Objective To investigate the association of paternal age at conception with the risk of offspring developing schizophrenia.
Design A population based cohort study.
Subjects 754 330 people born in Sweden between 1973 and 1980 and still alive and resident in Sweden at age 16 years.
Main outcome measures Hospital admission with schizophrenia or non-schizophrenic, non-affective psychosis.
Results After adjustment for birth related exposures, socioeconomic factors, family history of psychosis, and early parental death the overall hazard ratio for each 10 year increase in paternal age was 1.47 (95% confidence interval 1.23 to 1.76) for schizophrenia and 1.12 (0.98 to 1.29) for non-schizophrenic non-affective psychosis. This association between paternal age and schizophrenia was present in those with no family history of the disorder (hazard ratio for each 10 year increase in paternal age 1.60, 1.32 to 1.92), but not in those with a family history (0.91, 0.44 to 1.89) (P = 0.04 for interaction).

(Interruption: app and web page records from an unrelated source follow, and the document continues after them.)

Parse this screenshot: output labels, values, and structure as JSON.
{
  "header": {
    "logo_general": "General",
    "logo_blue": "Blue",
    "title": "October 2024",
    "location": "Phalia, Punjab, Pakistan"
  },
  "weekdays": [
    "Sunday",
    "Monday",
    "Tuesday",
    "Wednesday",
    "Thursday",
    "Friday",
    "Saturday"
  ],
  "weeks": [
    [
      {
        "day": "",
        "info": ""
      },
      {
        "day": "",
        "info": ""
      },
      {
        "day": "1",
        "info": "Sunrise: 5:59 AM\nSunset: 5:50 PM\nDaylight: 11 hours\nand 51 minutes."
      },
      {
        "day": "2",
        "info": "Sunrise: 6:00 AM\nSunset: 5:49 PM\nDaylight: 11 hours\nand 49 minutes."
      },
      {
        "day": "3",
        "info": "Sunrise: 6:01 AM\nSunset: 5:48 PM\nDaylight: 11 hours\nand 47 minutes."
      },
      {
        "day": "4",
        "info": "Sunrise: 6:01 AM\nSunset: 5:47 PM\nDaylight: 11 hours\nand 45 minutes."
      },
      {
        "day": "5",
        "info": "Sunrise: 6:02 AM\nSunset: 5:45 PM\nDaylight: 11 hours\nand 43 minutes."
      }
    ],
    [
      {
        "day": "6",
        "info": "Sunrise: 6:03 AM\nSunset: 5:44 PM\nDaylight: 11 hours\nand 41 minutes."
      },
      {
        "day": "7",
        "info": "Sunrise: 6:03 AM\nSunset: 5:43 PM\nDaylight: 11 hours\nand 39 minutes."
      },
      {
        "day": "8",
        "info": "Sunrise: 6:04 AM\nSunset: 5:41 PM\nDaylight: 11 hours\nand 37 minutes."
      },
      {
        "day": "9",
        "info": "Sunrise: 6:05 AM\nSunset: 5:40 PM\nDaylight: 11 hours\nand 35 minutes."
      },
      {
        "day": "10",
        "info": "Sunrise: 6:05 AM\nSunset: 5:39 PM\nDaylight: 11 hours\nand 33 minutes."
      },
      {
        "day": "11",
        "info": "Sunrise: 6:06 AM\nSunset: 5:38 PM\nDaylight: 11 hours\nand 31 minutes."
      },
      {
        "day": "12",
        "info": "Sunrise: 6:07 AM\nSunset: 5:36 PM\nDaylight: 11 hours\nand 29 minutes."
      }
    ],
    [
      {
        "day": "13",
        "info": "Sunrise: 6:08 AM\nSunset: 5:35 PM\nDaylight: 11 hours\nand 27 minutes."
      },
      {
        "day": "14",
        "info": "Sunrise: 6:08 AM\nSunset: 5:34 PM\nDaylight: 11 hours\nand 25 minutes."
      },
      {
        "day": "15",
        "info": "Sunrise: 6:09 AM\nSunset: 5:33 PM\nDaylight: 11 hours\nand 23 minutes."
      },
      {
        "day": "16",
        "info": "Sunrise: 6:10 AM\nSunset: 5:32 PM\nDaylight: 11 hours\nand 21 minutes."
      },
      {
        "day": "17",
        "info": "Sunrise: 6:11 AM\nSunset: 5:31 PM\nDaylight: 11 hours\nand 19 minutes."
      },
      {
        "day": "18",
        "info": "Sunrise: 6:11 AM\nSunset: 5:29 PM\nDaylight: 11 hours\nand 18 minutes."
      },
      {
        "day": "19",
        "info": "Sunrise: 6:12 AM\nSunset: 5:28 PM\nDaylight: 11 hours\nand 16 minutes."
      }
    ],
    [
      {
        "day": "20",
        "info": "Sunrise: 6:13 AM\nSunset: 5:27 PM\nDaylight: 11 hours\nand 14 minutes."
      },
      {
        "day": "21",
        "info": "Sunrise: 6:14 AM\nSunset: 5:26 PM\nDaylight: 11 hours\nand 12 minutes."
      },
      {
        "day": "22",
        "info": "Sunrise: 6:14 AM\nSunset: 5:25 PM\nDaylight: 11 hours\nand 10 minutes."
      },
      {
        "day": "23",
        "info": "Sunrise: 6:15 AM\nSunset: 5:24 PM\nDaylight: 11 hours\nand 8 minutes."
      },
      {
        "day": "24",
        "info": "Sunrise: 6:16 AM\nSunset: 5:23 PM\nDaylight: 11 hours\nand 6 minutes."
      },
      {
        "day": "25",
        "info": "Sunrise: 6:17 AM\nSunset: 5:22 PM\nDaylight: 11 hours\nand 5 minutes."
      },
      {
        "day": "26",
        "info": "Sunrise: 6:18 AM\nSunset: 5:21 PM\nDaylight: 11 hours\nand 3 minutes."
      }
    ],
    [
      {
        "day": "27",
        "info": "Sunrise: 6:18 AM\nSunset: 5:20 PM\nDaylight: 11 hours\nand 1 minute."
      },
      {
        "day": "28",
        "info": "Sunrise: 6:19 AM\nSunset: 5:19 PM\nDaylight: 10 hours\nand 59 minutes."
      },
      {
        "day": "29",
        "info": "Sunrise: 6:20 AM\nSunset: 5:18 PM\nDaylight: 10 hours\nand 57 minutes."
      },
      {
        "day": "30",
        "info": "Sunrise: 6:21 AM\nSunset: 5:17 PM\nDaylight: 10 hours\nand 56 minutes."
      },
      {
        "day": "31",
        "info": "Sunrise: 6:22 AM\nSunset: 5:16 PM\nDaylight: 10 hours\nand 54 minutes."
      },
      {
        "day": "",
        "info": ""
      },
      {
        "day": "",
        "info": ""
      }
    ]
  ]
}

Conclusions Advancing paternal age is an important independent risk factor for schizophrenia. The stronger association between paternal age and schizophrenia in people without a family history provides further evidence that accumulation of de novo mutations in paternal sperm contributes to the overall risk of schizophrenia.